These books were subjected to the same tests as the canonical books of the Old Testament. The basic factor in determining the canonicity of these books was the inspiration of God and its main proof of its apostolic quality. In New Testament terminology, the church was built on the foundation of the apostles and prophets (Ephesians 2:20) whom Christ had promised to guide into all truth (John 16:33) through the Holy Spirit. The Jerusalem church is said to have continued in the “doctrine of the apostles and of fellowship” (Acts 2:42). The term ” apostolic“as used as the proof for its canonicity does not necessarily mean that it has an” apostle as its author “, or” that it was prepared under the direction of the apostles “but that it is apostolic authority, or apostolic approval, that main proof of canonicity since it will never be separated from the authority of God although it does not merely mean that it had an apostle as author.
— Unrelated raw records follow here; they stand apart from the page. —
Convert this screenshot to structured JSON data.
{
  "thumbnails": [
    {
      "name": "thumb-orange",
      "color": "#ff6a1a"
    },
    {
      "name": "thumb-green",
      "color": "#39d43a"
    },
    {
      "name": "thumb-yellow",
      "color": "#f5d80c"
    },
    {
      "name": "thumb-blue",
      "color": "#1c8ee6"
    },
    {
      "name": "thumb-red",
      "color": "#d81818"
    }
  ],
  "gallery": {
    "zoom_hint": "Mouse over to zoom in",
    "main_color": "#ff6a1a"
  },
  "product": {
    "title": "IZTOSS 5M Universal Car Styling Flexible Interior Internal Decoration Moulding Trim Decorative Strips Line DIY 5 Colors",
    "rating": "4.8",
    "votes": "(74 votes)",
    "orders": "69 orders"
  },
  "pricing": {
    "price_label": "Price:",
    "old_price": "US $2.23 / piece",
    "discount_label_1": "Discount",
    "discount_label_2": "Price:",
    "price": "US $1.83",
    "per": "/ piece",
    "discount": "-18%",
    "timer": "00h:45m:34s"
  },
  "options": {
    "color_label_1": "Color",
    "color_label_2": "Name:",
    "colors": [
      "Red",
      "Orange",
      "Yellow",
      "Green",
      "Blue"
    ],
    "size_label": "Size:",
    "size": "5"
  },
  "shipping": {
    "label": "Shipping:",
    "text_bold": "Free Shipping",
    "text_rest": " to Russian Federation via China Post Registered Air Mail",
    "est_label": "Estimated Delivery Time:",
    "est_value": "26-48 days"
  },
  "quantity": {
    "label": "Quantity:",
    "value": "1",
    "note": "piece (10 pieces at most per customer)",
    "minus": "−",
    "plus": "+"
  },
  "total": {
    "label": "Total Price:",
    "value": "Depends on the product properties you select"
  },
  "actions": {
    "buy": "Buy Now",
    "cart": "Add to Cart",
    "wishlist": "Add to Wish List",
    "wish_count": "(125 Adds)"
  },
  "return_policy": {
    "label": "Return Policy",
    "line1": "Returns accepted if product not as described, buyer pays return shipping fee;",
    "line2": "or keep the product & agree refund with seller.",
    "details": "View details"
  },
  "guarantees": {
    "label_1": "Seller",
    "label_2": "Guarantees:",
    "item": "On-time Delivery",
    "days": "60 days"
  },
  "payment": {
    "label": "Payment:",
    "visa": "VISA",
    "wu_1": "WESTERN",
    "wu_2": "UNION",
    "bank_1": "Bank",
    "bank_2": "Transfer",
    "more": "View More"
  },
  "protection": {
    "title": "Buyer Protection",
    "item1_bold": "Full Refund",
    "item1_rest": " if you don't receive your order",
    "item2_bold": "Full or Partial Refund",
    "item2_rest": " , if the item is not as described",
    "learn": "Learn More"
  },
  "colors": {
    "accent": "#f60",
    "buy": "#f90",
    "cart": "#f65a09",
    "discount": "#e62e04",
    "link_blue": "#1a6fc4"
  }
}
Canonical books of the New Testament
Reasons for the canonicity of the New Testament
- Marcion (140 AD) who was a heretic, developed his own canon and began to propagate it. The church needed to nullify its influence by determining what the true canon of the New Testament was.
- Many eastern churches were using books that were grossly spurious. This required a decision concerning the canon.
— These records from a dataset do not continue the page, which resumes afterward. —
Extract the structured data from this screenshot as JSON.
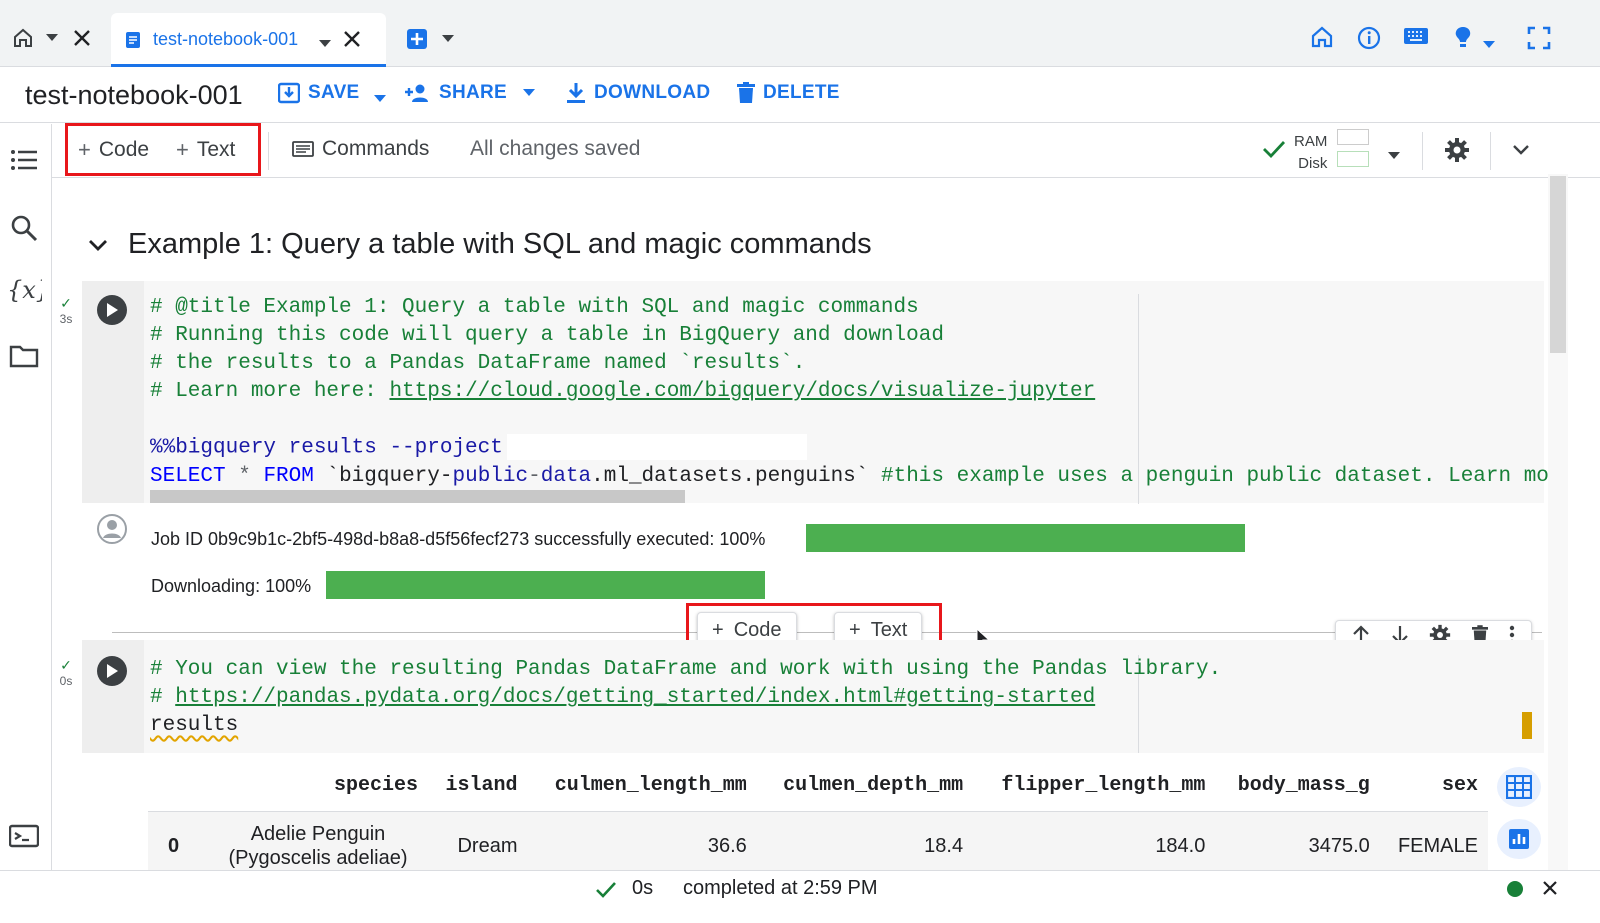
{
  "tabbar": {
    "tab_title": "test-notebook-001"
  },
  "titlebar": {
    "notebook_title": "test-notebook-001",
    "save_label": "SAVE",
    "share_label": "SHARE",
    "download_label": "DOWNLOAD",
    "delete_label": "DELETE"
  },
  "actionbar": {
    "add_code_label": "Code",
    "add_text_label": "Text",
    "commands_label": "Commands",
    "save_status": "All changes saved",
    "ram_label": "RAM",
    "disk_label": "Disk"
  },
  "section": {
    "title": "Example 1: Query a table with SQL and magic commands"
  },
  "cell1": {
    "exec_time": "3s",
    "line1": "# @title Example 1: Query a table with SQL and magic commands",
    "line2": "# Running this code will query a table in BigQuery and download",
    "line3": "# the results to a Pandas DataFrame named `results`.",
    "line4_prefix": "# Learn more here: ",
    "line4_link": "https://cloud.google.com/bigquery/docs/visualize-jupyter",
    "line6_magic": "%%bigquery results --project",
    "line7_kw1": "SELECT",
    "line7_star": " * ",
    "line7_kw2": "FROM",
    "line7_table_a": " `bigquery-",
    "line7_table_b": "public",
    "line7_table_c": "-",
    "line7_table_d": "data",
    "line7_table_e": ".ml_datasets.penguins` ",
    "line7_comment": "#this example uses a penguin public dataset. Learn mor"
  },
  "output1": {
    "job_text": "Job ID 0b9c9b1c-2bf5-498d-b8a8-d5f56fecf273 successfully executed: 100%",
    "job_progress": 1.0,
    "download_text": "Downloading: 100%",
    "download_progress": 1.0
  },
  "insert": {
    "code_label": "Code",
    "text_label": "Text"
  },
  "cell2": {
    "exec_time": "0s",
    "line1": "# You can view the resulting Pandas DataFrame and work with using the Pandas library.",
    "line2_prefix": "# ",
    "line2_link": "https://pandas.pydata.org/docs/getting_started/index.html#getting-started",
    "line3": "results"
  },
  "table": {
    "columns": [
      "",
      "species",
      "island",
      "culmen_length_mm",
      "culmen_depth_mm",
      "flipper_length_mm",
      "body_mass_g",
      "sex"
    ],
    "row0": {
      "index": "0",
      "species_line1": "Adelie Penguin",
      "species_line2": "(Pygoscelis adeliae)",
      "island": "Dream",
      "culmen_length_mm": "36.6",
      "culmen_depth_mm": "18.4",
      "flipper_length_mm": "184.0",
      "body_mass_g": "3475.0",
      "sex": "FEMALE"
    }
  },
  "statusbar": {
    "duration": "0s",
    "completed_text": "completed at 2:59 PM"
  },
  "colors": {
    "accent": "#1a73e8",
    "highlight": "#e8171b",
    "progress": "#4caf50",
    "code_comment": "#188038",
    "keyword": "#0000ff"
  }
}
- Dioclesian’s edict (AD 303) declaring the construction of the Holy Books of Christians. Who wanted to die for what was a simple religious book? It was necessary to know!
- Atanacio de Alejandría (367 dc) gives us the oldest list of these books that fits perfectly with the current New Testament.
Non-canonical books of the New Testament
These books are also more commonly known as the Apocrypha of the New Testament.
- Epistle of the Pseudo Bernavé (70-79 BC)
- Epistle to the Corinthians (96 AD)
- Ancient homily, or the so-called ancient Epistle of Clement (120-140 AD)
- Pastor Hermas (115-140 AD)
- Didaché, teaching of the Twelve (AD 100-120)
- Apocalypse of Peter (150 AD)
- The Acts of Paul and Thecla. (170 AD)
- Epistle to the Laodicences (4th century)
- The gospel according to the Hebrews (65-100 AD)
- Polycarp Epistle to the Philippians (AD 108)
- The Seven Epistles of Ignatius (100 AD).